## The problem
Output every entry below word for word, without its pictures.

(Records contained in a dataset)
══════════

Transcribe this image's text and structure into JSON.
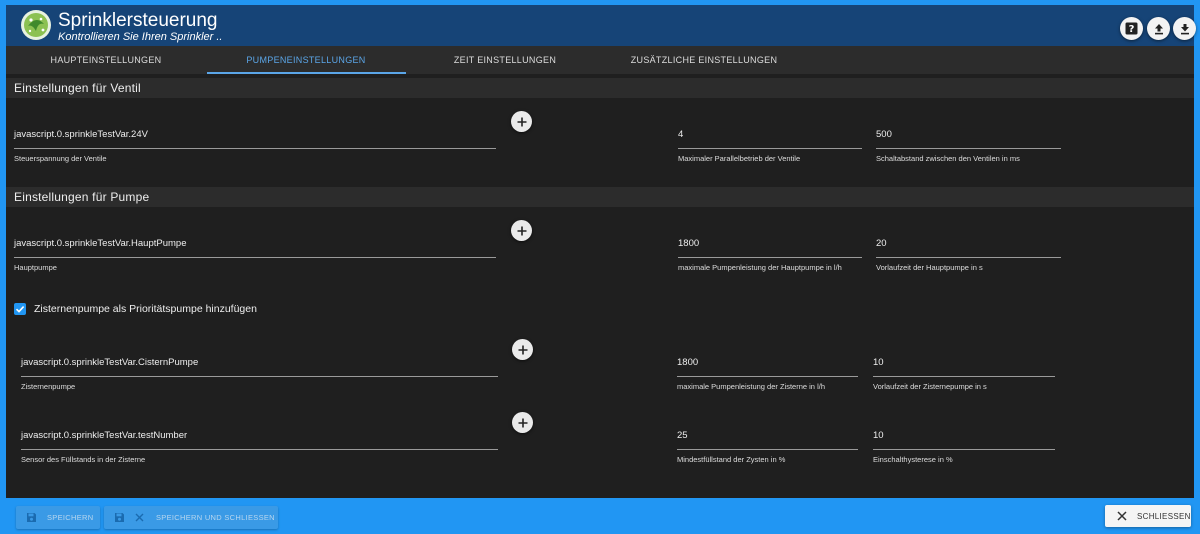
{
  "header": {
    "title": "Sprinklersteuerung",
    "subtitle": "Kontrollieren Sie Ihren Sprinkler .."
  },
  "tabs": [
    {
      "label": "HAUPTEINSTELLUNGEN",
      "active": false
    },
    {
      "label": "PUMPENEINSTELLUNGEN",
      "active": true
    },
    {
      "label": "ZEIT EINSTELLUNGEN",
      "active": false
    },
    {
      "label": "ZUSÄTZLICHE EINSTELLUNGEN",
      "active": false
    }
  ],
  "ventil": {
    "section_title": "Einstellungen für Ventil",
    "control_voltage": {
      "value": "javascript.0.sprinkleTestVar.24V",
      "label": "Steuerspannung der Ventile"
    },
    "max_parallel": {
      "value": "4",
      "label": "Maximaler Parallelbetrieb der Ventile"
    },
    "switch_interval": {
      "value": "500",
      "label": "Schaltabstand zwischen den Ventilen in ms"
    }
  },
  "pumpe": {
    "section_title": "Einstellungen für Pumpe",
    "main_pump": {
      "value": "javascript.0.sprinkleTestVar.HauptPumpe",
      "label": "Hauptpumpe"
    },
    "main_pump_capacity": {
      "value": "1800",
      "label": "maximale Pumpenleistung der Hauptpumpe in l/h"
    },
    "main_pump_lead_time": {
      "value": "20",
      "label": "Vorlaufzeit der Hauptpumpe in s"
    },
    "cistern_checkbox": {
      "label": "Zisternenpumpe als Prioritätspumpe hinzufügen",
      "checked": true
    },
    "cistern_pump": {
      "value": "javascript.0.sprinkleTestVar.CisternPumpe",
      "label": "Zisternenpumpe"
    },
    "cistern_capacity": {
      "value": "1800",
      "label": "maximale Pumpenleistung der Zisterne in l/h"
    },
    "cistern_lead_time": {
      "value": "10",
      "label": "Vorlaufzeit der Zisternepumpe in s"
    },
    "level_sensor": {
      "value": "javascript.0.sprinkleTestVar.testNumber",
      "label": "Sensor des Füllstands in der Zisterne"
    },
    "min_level": {
      "value": "25",
      "label": "Mindestfüllstand der Zysten in %"
    },
    "hysteresis": {
      "value": "10",
      "label": "Einschalthysterese in %"
    }
  },
  "footer": {
    "save_label": "SPEICHERN",
    "save_close_label": "SPEICHERN UND SCHLIESSEN",
    "close_label": "SCHLIESSEN"
  },
  "colors": {
    "accent": "#2196f3",
    "header_bg": "#164477",
    "content_bg": "#1f1f1f",
    "tab_active": "#5ba6e8"
  }
}
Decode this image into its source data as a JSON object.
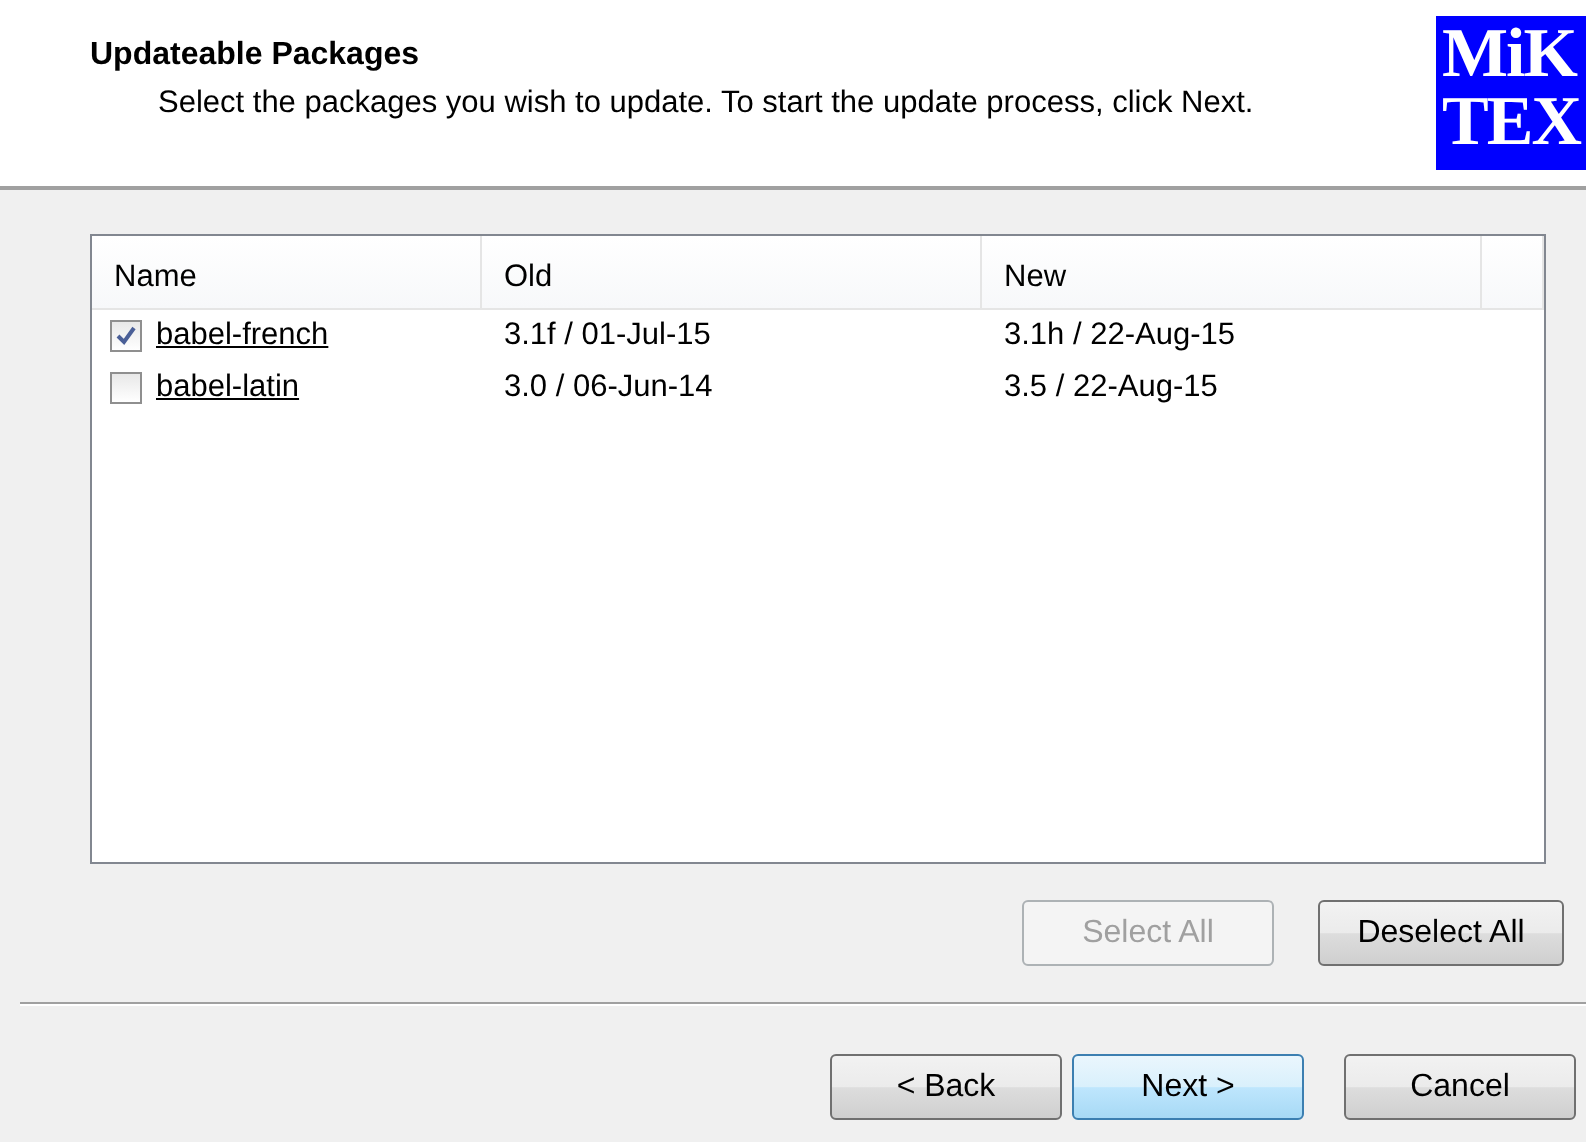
{
  "header": {
    "title": "Updateable Packages",
    "subtitle": "Select the packages you wish to update. To start the update process, click Next.",
    "logo_lines": [
      "MiK",
      "TEX"
    ]
  },
  "table": {
    "columns": [
      "Name",
      "Old",
      "New"
    ],
    "rows": [
      {
        "name": "babel-french",
        "old": "3.1f / 01-Jul-15",
        "new": "3.1h / 22-Aug-15",
        "checked": true
      },
      {
        "name": "babel-latin",
        "old": "3.0 / 06-Jun-14",
        "new": "3.5 / 22-Aug-15",
        "checked": false
      }
    ]
  },
  "list_buttons": [
    {
      "label": "Select All",
      "disabled": true
    },
    {
      "label": "Deselect All",
      "disabled": false
    }
  ],
  "nav_buttons": [
    {
      "label": "< Back",
      "default": false
    },
    {
      "label": "Next >",
      "default": true
    },
    {
      "label": "Cancel",
      "default": false
    }
  ]
}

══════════

## Exercise response
Transcribe this image's text and structure into JSON.
{
  "header": {
    "title": "Sprinklersteuerung",
    "subtitle": "Kontrollieren Sie Ihren Sprinkler .."
  },
  "tabs": [
    {
      "label": "HAUPTEINSTELLUNGEN",
      "active": false
    },
    {
      "label": "PUMPENEINSTELLUNGEN",
      "active": true
    },
    {
      "label": "ZEIT EINSTELLUNGEN",
      "active": false
    },
    {
      "label": "ZUSÄTZLICHE EINSTELLUNGEN",
      "active": false
    }
  ],
  "ventil": {
    "section_title": "Einstellungen für Ventil",
    "control_voltage": {
      "value": "javascript.0.sprinkleTestVar.24V",
      "label": "Steuerspannung der Ventile"
    },
    "max_parallel": {
      "value": "4",
      "label": "Maximaler Parallelbetrieb der Ventile"
    },
    "switch_interval": {
      "value": "500",
      "label": "Schaltabstand zwischen den Ventilen in ms"
    }
  },
  "pumpe": {
    "section_title": "Einstellungen für Pumpe",
    "main_pump": {
      "value": "javascript.0.sprinkleTestVar.HauptPumpe",
      "label": "Hauptpumpe"
    },
    "main_pump_capacity": {
      "value": "1800",
      "label": "maximale Pumpenleistung der Hauptpumpe in l/h"
    },
    "main_pump_lead_time": {
      "value": "20",
      "label": "Vorlaufzeit der Hauptpumpe in s"
    },
    "cistern_checkbox": {
      "label": "Zisternenpumpe als Prioritätspumpe hinzufügen",
      "checked": true
    },
    "cistern_pump": {
      "value": "javascript.0.sprinkleTestVar.CisternPumpe",
      "label": "Zisternenpumpe"
    },
    "cistern_capacity": {
      "value": "1800",
      "label": "maximale Pumpenleistung der Zisterne in l/h"
    },
    "cistern_lead_time": {
      "value": "10",
      "label": "Vorlaufzeit der Zisternepumpe in s"
    },
    "level_sensor": {
      "value": "javascript.0.sprinkleTestVar.testNumber",
      "label": "Sensor des Füllstands in der Zisterne"
    },
    "min_level": {
      "value": "25",
      "label": "Mindestfüllstand der Zysten in %"
    },
    "hysteresis": {
      "value": "10",
      "label": "Einschalthysterese in %"
    }
  },
  "footer": {
    "save_label": "SPEICHERN",
    "save_close_label": "SPEICHERN UND SCHLIESSEN",
    "close_label": "SCHLIESSEN"
  },
  "colors": {
    "accent": "#2196f3",
    "header_bg": "#164477",
    "content_bg": "#1f1f1f",
    "tab_active": "#5ba6e8"
  }
}
Decode this image into its source data as a JSON object.
{
  "header": {
    "title": "Updateable Packages",
    "subtitle": "Select the packages you wish to update. To start the update process, click Next.",
    "logo_lines": [
      "MiK",
      "TEX"
    ]
  },
  "table": {
    "columns": [
      "Name",
      "Old",
      "New"
    ],
    "rows": [
      {
        "name": "babel-french",
        "old": "3.1f / 01-Jul-15",
        "new": "3.1h / 22-Aug-15",
        "checked": true
      },
      {
        "name": "babel-latin",
        "old": "3.0 / 06-Jun-14",
        "new": "3.5 / 22-Aug-15",
        "checked": false
      }
    ]
  },
  "list_buttons": [
    {
      "label": "Select All",
      "disabled": true
    },
    {
      "label": "Deselect All",
      "disabled": false
    }
  ],
  "nav_buttons": [
    {
      "label": "< Back",
      "default": false
    },
    {
      "label": "Next >",
      "default": true
    },
    {
      "label": "Cancel",
      "default": false
    }
  ]
}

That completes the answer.